¼ teaspoon freshly grated nutmeg
1 cup heavy cream
1 cup milk
1 sprig fresh rosemary
3 egg yolks (save whites for meringue, if you like meringue on your pie)
Ginger crust (recipe follows)
Whipped cream (recipe follows)
1. Roast: Slice squash in half. Use an ice-cream scoop to scrape out seeds and any stringy innards. Set squash cut-side-down on a parchment-lined rimmed baking sheet. Slide into a 400-degree oven and roast until tender (pierce with a fork, right through the skin), about 40 minutes.
2. Swirl: Scoop out orange flesh (discard skin) and drop it into the food processor. Swirl completely smooth. Measure 2 cups puree.

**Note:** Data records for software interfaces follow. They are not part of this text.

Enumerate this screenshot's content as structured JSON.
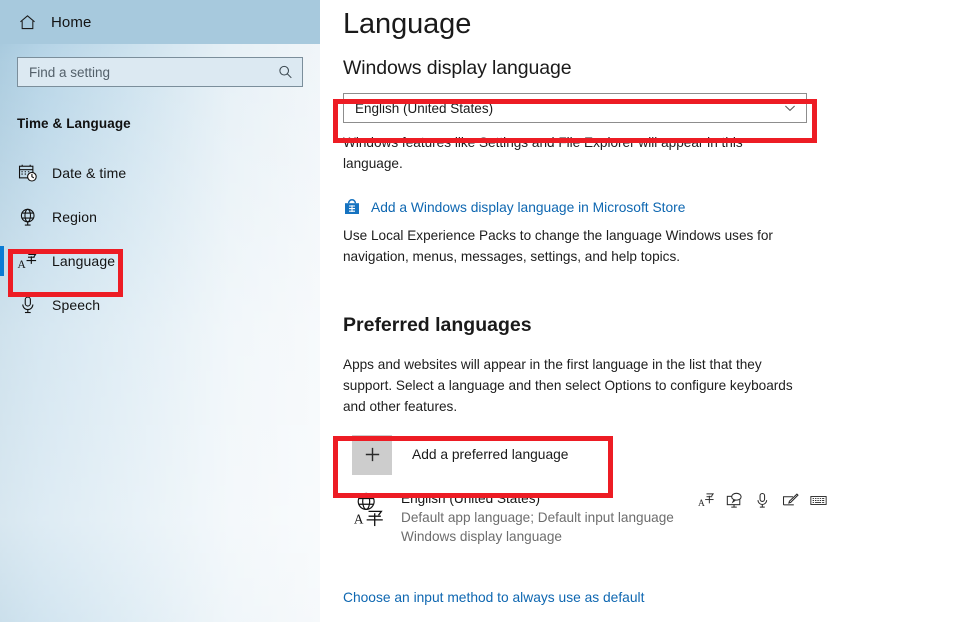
{
  "sidebar": {
    "home": {
      "label": "Home",
      "icon": "home-icon"
    },
    "search": {
      "value": "",
      "placeholder": "Find a setting",
      "icon": "search-icon"
    },
    "group_title": "Time & Language",
    "items": [
      {
        "label": "Date & time",
        "icon": "calendar-clock-icon",
        "selected": false
      },
      {
        "label": "Region",
        "icon": "globe-icon",
        "selected": false
      },
      {
        "label": "Language",
        "icon": "language-icon",
        "selected": true
      },
      {
        "label": "Speech",
        "icon": "microphone-icon",
        "selected": false
      }
    ]
  },
  "content": {
    "page_title": "Language",
    "display_language": {
      "heading": "Windows display language",
      "selected_value": "English (United States)",
      "dropdown_icon": "chevron-down-icon",
      "description": "Windows features like Settings and File Explorer will appear in this language.",
      "store_link": "Add a Windows display language in Microsoft Store",
      "store_icon": "microsoft-store-icon",
      "store_description": "Use Local Experience Packs to change the language Windows uses for navigation, menus, messages, settings, and help topics."
    },
    "preferred_languages": {
      "heading": "Preferred languages",
      "description": "Apps and websites will appear in the first language in the list that they support. Select a language and then select Options to configure keyboards and other features.",
      "add_button": {
        "label": "Add a preferred language",
        "icon": "plus-icon"
      },
      "languages": [
        {
          "name": "English (United States)",
          "flag_icon": "globe-language-icon",
          "sub1": "Default app language; Default input language",
          "sub2": "Windows display language",
          "feature_icons": [
            "language-pack-icon",
            "display-language-icon",
            "speech-icon",
            "handwriting-icon",
            "keyboard-icon"
          ]
        }
      ],
      "bottom_link": "Choose an input method to always use as default"
    }
  },
  "annotations": {
    "highlight_color": "#ed1c24",
    "boxes": [
      {
        "name": "sidebar-language-highlight"
      },
      {
        "name": "display-language-dropdown-highlight"
      },
      {
        "name": "add-preferred-language-highlight"
      }
    ]
  },
  "colors": {
    "accent": "#0a7bd4",
    "link": "#0e67b1",
    "highlight": "#ed1c24",
    "sidebar_top": "#a7c9dd"
  }
}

3. Simmer: In a medium saucepan, heat cream, milk and rosemary to a simmer. Let simmer (infusing the cream mixture with rosemary flavor and slightly reducing it) about 20 minutes. Strain.
4. Toss: Use a fork to toss together sugar, cinnamon, ginger, nutmeg and salt.
5. Mix: Return the 2 cups squash to the food processor. Add cream (hot is fine), eggs, yolks, and sugar mix. Swirl smooth.
6. Bake: Pour squash mix onto baked ginger crust (still in its pan, still on a baking sheet). Slide into the center of a 400-degree oven and bake until pie is jiggly all the way across, about 45 minutes. Cool completely. Unsnap sides of pan, release pie. Slice and serve plain or with whipped cream, meringue … or both.
Ginger crust: Line a 9-inch springform pan (the sort used for cheesecake) with parchment paper. Stir together 1 1/4 cups gingersnap crumbs (use the sturdy kind, not the fancy kind), 4 tablespoons melted unsalted butter, and 3 tablespoons sugar. Press firmly across the bottom (not sides) of the prepared pan. Set pan on a rimmed baking sheet. Slide into the center of a 400-degree oven and bake until crust is fragrant and slightly darkened, about 12 minutes (don’t overbake!). Cool.
*Kabocha squash, also called Japanese pumpkin, has sweet, dense flesh that makes excellent pumpkin pie. I got mine at Whole Foods. Check the farmers’ market or pumpkin patch. If you can’t find one, substitute 1 (2- to 3-pound) pie pumpkin. Or open a can of prepared pumpkin puree (usually 15 ounces: close enough). Taste will not be as pronounced and texture will be softer, but it works fine.
Meringue: Slide 3 egg whites into the bowl of a stand mixer. Whisk in 11 tablespoons sugar and 1/4 teaspoon cream of tartar. Set over a pan of simmering water and whisk until 165 degrees hot. Snap into the mixer and, using the whisk attachment, whip to sturdy peaks. Whip in 1 teaspoon vanilla extract. Pile onto pie or use a pastry bag fitted with a 1/2-inch star tip for a fancier effect. Brown with a torch.
Whipped cream: Whip 2 cups heavy cream, 2 tablespoons sugar and 1 teaspoon vanilla extract to soft peaks.
Note: If you like both meringue and whipped cream on your pie, decorate with meringue first and brown with a torch. Then add whipped cream and chill the whole contraption.